The cover art this week is called “MK ULTRA” by Texas born artist, Eric Breish. Project MKUltra, also called the CIA mind control program, is the code name given to a program of experiments on human subjects that were designed and undertaken by the United States Central Intelligence Agency—and which were, at times, illegal. Experiments on humans were intended to identify and develop drugs and procedures to be used in interrogations in order to weaken the individual and force confessions through mind control. The project was organized through the Office of Scientific Intelligence of the CIA and coordinated with the U.S. Army Biological Warfare Laboratories.
The operation was officially sanctioned in 1953, was reduced in scope in 1964, further curtailed in 1967, and recorded to be halted in 1973. MKUltra used numerous methods to manipulate people’s mental states and alter brain functions, including the surreptitious administration of drugs, especially LSD. Amid legal issues involving informed consent, there were also many volunteers, most notably Ken Kesey, author of One Flew Over the Cuckoo’s Nest who volunteered for MKUltra experiments involving LSD and other psychedelic drugs at the Veterans Administration Hospital in Menlo Park while he was a student at nearby Stanford University. Kesey’s experiences while under the influence of LSD inspired him to promote the drug outside the context of the MKUltra experiments, which influenced the early development of hippie culture.
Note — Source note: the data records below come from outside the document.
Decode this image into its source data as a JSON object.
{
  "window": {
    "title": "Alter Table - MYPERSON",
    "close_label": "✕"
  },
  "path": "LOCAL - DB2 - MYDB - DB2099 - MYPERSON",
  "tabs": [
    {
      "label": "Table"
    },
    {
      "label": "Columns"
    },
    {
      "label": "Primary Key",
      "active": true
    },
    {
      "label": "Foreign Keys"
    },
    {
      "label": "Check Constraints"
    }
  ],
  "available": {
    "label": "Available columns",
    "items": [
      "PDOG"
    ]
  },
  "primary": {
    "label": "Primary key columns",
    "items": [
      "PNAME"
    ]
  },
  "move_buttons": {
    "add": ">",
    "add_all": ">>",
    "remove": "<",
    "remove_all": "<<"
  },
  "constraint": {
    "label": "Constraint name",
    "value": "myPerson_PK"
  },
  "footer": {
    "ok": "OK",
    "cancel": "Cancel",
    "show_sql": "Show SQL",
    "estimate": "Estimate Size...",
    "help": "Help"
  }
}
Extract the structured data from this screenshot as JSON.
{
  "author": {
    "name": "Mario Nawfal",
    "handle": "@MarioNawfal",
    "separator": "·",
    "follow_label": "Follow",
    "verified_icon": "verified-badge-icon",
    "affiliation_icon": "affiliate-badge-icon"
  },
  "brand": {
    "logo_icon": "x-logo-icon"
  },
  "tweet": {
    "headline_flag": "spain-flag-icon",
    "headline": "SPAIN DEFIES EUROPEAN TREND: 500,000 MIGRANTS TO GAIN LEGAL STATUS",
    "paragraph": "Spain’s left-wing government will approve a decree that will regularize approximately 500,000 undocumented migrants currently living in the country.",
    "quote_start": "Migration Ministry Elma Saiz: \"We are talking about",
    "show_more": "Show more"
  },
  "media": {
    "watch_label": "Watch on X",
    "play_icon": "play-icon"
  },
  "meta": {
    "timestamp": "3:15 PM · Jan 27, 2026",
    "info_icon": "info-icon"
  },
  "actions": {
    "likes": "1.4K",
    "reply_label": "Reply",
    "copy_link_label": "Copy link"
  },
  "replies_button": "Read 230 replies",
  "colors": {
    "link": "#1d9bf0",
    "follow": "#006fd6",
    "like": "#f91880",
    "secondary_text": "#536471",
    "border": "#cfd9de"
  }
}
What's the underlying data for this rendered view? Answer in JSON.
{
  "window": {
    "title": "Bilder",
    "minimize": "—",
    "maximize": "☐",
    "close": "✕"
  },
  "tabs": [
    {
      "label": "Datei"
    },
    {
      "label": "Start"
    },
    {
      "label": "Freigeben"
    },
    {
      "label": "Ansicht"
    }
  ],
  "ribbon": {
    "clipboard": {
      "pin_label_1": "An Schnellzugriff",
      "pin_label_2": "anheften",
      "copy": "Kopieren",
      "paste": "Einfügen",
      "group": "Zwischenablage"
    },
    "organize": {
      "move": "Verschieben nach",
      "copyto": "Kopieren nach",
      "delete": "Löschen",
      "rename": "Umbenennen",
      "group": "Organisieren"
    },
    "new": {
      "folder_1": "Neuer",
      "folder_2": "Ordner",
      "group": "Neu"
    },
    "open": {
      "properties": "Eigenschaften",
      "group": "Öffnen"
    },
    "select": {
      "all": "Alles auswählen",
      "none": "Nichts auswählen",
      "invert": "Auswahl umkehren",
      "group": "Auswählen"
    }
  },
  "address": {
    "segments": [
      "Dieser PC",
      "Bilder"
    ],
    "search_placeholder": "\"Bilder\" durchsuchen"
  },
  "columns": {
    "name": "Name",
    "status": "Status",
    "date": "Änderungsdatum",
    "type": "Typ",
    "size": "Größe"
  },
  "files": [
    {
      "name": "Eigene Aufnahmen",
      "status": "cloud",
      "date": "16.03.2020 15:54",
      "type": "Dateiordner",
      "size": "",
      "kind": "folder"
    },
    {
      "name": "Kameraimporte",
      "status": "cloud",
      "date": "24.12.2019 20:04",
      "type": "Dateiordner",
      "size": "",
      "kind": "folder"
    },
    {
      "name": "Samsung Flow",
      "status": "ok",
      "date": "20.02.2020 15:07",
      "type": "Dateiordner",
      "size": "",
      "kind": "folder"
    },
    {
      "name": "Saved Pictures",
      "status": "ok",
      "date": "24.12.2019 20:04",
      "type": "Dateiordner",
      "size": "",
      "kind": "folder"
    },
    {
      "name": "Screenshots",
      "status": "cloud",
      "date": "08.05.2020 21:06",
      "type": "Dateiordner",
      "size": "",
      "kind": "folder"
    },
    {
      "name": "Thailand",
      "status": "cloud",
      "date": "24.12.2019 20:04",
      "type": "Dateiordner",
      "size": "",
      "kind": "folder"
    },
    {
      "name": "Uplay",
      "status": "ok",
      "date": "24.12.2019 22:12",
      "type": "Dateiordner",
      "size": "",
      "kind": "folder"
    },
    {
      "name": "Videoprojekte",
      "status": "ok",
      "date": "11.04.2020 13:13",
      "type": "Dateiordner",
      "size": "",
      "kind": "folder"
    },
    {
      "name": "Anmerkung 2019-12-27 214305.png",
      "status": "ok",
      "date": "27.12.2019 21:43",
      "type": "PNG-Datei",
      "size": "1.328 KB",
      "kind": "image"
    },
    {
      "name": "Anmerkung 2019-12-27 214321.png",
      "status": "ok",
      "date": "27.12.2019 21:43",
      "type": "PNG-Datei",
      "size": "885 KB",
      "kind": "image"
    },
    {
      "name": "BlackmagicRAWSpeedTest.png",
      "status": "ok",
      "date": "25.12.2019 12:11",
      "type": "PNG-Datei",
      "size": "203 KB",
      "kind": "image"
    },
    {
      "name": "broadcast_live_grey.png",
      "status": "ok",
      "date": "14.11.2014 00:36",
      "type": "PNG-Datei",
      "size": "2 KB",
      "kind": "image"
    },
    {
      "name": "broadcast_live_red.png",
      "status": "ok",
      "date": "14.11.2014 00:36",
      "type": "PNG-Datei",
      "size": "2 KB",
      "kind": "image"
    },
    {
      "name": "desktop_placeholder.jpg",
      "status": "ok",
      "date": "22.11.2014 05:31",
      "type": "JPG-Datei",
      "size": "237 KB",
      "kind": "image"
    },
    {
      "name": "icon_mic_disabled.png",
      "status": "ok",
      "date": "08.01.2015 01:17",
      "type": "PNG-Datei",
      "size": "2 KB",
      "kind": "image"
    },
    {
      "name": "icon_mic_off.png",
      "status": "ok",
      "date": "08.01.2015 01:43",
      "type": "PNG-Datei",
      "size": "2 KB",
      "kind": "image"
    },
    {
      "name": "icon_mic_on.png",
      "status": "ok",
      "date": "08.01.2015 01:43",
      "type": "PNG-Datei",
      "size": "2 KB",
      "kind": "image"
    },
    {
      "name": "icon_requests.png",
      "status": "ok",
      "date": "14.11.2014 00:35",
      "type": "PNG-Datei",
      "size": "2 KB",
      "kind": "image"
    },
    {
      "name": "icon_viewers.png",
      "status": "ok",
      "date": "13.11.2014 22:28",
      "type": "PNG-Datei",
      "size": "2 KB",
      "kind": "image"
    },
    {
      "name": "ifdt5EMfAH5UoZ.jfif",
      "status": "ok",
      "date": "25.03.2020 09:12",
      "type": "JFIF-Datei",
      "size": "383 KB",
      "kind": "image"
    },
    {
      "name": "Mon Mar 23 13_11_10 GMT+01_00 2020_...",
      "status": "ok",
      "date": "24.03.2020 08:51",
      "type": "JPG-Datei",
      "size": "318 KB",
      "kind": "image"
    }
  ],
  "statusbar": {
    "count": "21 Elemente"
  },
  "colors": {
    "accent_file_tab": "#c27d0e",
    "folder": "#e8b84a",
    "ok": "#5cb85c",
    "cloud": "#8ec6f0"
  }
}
Born in Houston, TX in 1979, Eric Breish spent his childhood in various cities in Texas and Oklahoma. Upon graduating high school, Breish joined the Marine Corps at age 18 and moved to San Diego, CA. in 1998.
After being honorably discharged and a decorated Sergeant in 2001, he attended Full Sail University in Florida where he earned an A.S. Degree in Recording Arts, a B.S. Degree in Entertainment Business and graduated Salutatorian in 2005. He returned back to San Diego in 2005 where he worked for a company that designed clothing for action sports companies such as Hurley and Billabong. It was these formative years that planted the creative seed and would ultimately grow into an interest in visual arts.
In 2007, Eric moved back to Houston, TX where everything would change. While visiting Houston’s arts district, Eric came across a gallery called New Gallery. It’s here that he first saw the work of internationally known artist Andreas Nottebohm. Immediately he was fixated with metal art. A meeting soon took place between Eric and Andreas and a strong friendship developed. In 2008, Eric started studying under Andreas and has been ever since. It was this mentorship that pushed Eric to find his own voice artistically while carrying on the tradition of this very unique style of metal art.
Although Eric doesn’t currently have a formal degree in art, he believes the lack of formal education has allowed him to create a style that is not only unique and powerful, but one that can’t be learned inside of a classroom. It’s his mentorship and dedicated studio hours that have allowed him create an impact in the South Texas art scene. Eric has shown in group and solo exhibitions in South Texas and his work resides in private, public and corporate collections throughout the United States.